### ASSIGNED TASK
Reproduce the entries exactly. Omit none of them.

### THE RECORDS
··········
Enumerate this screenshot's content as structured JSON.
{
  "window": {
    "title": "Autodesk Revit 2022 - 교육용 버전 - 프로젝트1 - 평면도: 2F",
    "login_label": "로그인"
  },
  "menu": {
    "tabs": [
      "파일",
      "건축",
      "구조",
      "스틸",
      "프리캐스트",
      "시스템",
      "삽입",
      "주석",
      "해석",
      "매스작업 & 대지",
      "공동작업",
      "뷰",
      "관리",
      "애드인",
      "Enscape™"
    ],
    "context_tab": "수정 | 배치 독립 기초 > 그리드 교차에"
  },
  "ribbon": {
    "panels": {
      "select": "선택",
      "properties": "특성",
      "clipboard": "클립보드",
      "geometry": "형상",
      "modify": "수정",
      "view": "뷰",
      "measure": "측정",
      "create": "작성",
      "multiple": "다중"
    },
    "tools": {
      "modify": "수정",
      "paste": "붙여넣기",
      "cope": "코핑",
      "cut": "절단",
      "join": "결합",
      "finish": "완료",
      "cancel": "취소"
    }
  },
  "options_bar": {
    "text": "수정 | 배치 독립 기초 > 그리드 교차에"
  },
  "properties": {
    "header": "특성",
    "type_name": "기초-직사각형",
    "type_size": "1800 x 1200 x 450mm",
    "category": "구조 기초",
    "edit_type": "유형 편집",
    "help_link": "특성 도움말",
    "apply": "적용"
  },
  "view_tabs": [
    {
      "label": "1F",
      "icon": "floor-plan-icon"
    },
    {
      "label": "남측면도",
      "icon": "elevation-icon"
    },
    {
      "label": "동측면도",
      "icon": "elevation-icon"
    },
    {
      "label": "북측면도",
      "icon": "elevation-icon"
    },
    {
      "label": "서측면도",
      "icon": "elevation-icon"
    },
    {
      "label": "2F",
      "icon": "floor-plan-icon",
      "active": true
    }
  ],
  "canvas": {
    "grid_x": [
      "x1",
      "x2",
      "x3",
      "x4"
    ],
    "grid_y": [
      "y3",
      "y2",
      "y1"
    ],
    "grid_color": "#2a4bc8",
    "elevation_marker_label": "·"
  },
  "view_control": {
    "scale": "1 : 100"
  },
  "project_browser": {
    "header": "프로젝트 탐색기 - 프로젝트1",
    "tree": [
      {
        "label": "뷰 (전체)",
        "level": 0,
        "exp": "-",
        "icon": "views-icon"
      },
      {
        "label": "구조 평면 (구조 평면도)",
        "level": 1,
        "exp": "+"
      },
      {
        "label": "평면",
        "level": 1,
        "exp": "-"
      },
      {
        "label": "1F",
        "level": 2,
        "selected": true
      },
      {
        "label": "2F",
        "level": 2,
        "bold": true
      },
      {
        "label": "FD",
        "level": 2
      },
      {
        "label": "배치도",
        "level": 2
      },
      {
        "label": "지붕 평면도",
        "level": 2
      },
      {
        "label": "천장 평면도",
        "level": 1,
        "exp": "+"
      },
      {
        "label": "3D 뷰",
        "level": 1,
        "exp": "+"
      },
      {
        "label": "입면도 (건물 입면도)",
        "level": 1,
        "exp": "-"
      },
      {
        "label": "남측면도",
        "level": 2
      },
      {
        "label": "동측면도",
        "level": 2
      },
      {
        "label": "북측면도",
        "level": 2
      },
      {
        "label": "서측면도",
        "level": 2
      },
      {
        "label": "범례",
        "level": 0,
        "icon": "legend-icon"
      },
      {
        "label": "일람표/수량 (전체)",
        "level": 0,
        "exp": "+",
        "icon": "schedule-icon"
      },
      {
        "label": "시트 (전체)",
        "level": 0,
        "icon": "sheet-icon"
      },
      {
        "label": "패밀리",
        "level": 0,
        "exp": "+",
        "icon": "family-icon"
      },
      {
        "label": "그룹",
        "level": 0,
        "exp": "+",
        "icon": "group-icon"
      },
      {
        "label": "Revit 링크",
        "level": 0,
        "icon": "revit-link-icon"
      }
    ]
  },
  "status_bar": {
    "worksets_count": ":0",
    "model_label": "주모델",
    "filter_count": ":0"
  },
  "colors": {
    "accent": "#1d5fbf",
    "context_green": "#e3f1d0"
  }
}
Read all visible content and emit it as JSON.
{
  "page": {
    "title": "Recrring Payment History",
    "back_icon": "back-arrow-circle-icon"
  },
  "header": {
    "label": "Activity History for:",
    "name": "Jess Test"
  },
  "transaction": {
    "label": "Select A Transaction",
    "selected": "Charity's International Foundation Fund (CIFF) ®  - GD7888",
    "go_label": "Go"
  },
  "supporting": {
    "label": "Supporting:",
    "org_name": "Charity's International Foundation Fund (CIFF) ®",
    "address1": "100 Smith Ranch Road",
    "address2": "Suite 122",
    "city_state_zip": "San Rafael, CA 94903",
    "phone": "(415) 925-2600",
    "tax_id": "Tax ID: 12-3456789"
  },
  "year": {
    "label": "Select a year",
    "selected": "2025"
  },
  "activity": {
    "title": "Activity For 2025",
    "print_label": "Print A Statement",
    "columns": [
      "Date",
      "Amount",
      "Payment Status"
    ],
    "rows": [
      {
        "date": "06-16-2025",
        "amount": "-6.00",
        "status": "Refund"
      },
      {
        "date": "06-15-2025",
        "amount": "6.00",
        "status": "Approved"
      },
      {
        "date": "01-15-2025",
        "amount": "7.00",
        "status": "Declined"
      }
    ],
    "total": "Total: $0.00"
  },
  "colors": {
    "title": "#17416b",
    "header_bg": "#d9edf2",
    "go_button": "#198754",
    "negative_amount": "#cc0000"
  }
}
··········
### RESULT OF THE EXERCISE
Enumerate this screenshot's content as structured JSON.
{
  "window": {
    "title": "Autodesk Revit 2022 - 교육용 버전 - 프로젝트1 - 평면도: 2F",
    "login_label": "로그인"
  },
  "menu": {
    "tabs": [
      "파일",
      "건축",
      "구조",
      "스틸",
      "프리캐스트",
      "시스템",
      "삽입",
      "주석",
      "해석",
      "매스작업 & 대지",
      "공동작업",
      "뷰",
      "관리",
      "애드인",
      "Enscape™"
    ],
    "context_tab": "수정 | 배치 독립 기초 > 그리드 교차에"
  },
  "ribbon": {
    "panels": {
      "select": "선택",
      "properties": "특성",
      "clipboard": "클립보드",
      "geometry": "형상",
      "modify": "수정",
      "view": "뷰",
      "measure": "측정",
      "create": "작성",
      "multiple": "다중"
    },
    "tools": {
      "modify": "수정",
      "paste": "붙여넣기",
      "cope": "코핑",
      "cut": "절단",
      "join": "결합",
      "finish": "완료",
      "cancel": "취소"
    }
  },
  "options_bar": {
    "text": "수정 | 배치 독립 기초 > 그리드 교차에"
  },
  "properties": {
    "header": "특성",
    "type_name": "기초-직사각형",
    "type_size": "1800 x 1200 x 450mm",
    "category": "구조 기초",
    "edit_type": "유형 편집",
    "help_link": "특성 도움말",
    "apply": "적용"
  },
  "view_tabs": [
    {
      "label": "1F",
      "icon": "floor-plan-icon"
    },
    {
      "label": "남측면도",
      "icon": "elevation-icon"
    },
    {
      "label": "동측면도",
      "icon": "elevation-icon"
    },
    {
      "label": "북측면도",
      "icon": "elevation-icon"
    },
    {
      "label": "서측면도",
      "icon": "elevation-icon"
    },
    {
      "label": "2F",
      "icon": "floor-plan-icon",
      "active": true
    }
  ],
  "canvas": {
    "grid_x": [
      "x1",
      "x2",
      "x3",
      "x4"
    ],
    "grid_y": [
      "y3",
      "y2",
      "y1"
    ],
    "grid_color": "#2a4bc8",
    "elevation_marker_label": "·"
  },
  "view_control": {
    "scale": "1 : 100"
  },
  "project_browser": {
    "header": "프로젝트 탐색기 - 프로젝트1",
    "tree": [
      {
        "label": "뷰 (전체)",
        "level": 0,
        "exp": "-",
        "icon": "views-icon"
      },
      {
        "label": "구조 평면 (구조 평면도)",
        "level": 1,
        "exp": "+"
      },
      {
        "label": "평면",
        "level": 1,
        "exp": "-"
      },
      {
        "label": "1F",
        "level": 2,
        "selected": true
      },
      {
        "label": "2F",
        "level": 2,
        "bold": true
      },
      {
        "label": "FD",
        "level": 2
      },
      {
        "label": "배치도",
        "level": 2
      },
      {
        "label": "지붕 평면도",
        "level": 2
      },
      {
        "label": "천장 평면도",
        "level": 1,
        "exp": "+"
      },
      {
        "label": "3D 뷰",
        "level": 1,
        "exp": "+"
      },
      {
        "label": "입면도 (건물 입면도)",
        "level": 1,
        "exp": "-"
      },
      {
        "label": "남측면도",
        "level": 2
      },
      {
        "label": "동측면도",
        "level": 2
      },
      {
        "label": "북측면도",
        "level": 2
      },
      {
        "label": "서측면도",
        "level": 2
      },
      {
        "label": "범례",
        "level": 0,
        "icon": "legend-icon"
      },
      {
        "label": "일람표/수량 (전체)",
        "level": 0,
        "exp": "+",
        "icon": "schedule-icon"
      },
      {
        "label": "시트 (전체)",
        "level": 0,
        "icon": "sheet-icon"
      },
      {
        "label": "패밀리",
        "level": 0,
        "exp": "+",
        "icon": "family-icon"
      },
      {
        "label": "그룹",
        "level": 0,
        "exp": "+",
        "icon": "group-icon"
      },
      {
        "label": "Revit 링크",
        "level": 0,
        "icon": "revit-link-icon"
      }
    ]
  },
  "status_bar": {
    "worksets_count": ":0",
    "model_label": "주모델",
    "filter_count": ":0"
  },
  "colors": {
    "accent": "#1d5fbf",
    "context_green": "#e3f1d0"
  }
}
Read all visible content and emit it as JSON.
{
  "page": {
    "title": "Recrring Payment History",
    "back_icon": "back-arrow-circle-icon"
  },
  "header": {
    "label": "Activity History for:",
    "name": "Jess Test"
  },
  "transaction": {
    "label": "Select A Transaction",
    "selected": "Charity's International Foundation Fund (CIFF) ®  - GD7888",
    "go_label": "Go"
  },
  "supporting": {
    "label": "Supporting:",
    "org_name": "Charity's International Foundation Fund (CIFF) ®",
    "address1": "100 Smith Ranch Road",
    "address2": "Suite 122",
    "city_state_zip": "San Rafael, CA 94903",
    "phone": "(415) 925-2600",
    "tax_id": "Tax ID: 12-3456789"
  },
  "year": {
    "label": "Select a year",
    "selected": "2025"
  },
  "activity": {
    "title": "Activity For 2025",
    "print_label": "Print A Statement",
    "columns": [
      "Date",
      "Amount",
      "Payment Status"
    ],
    "rows": [
      {
        "date": "06-16-2025",
        "amount": "-6.00",
        "status": "Refund"
      },
      {
        "date": "06-15-2025",
        "amount": "6.00",
        "status": "Approved"
      },
      {
        "date": "01-15-2025",
        "amount": "7.00",
        "status": "Declined"
      }
    ],
    "total": "Total: $0.00"
  },
  "colors": {
    "title": "#17416b",
    "header_bg": "#d9edf2",
    "go_button": "#198754",
    "negative_amount": "#cc0000"
  }
}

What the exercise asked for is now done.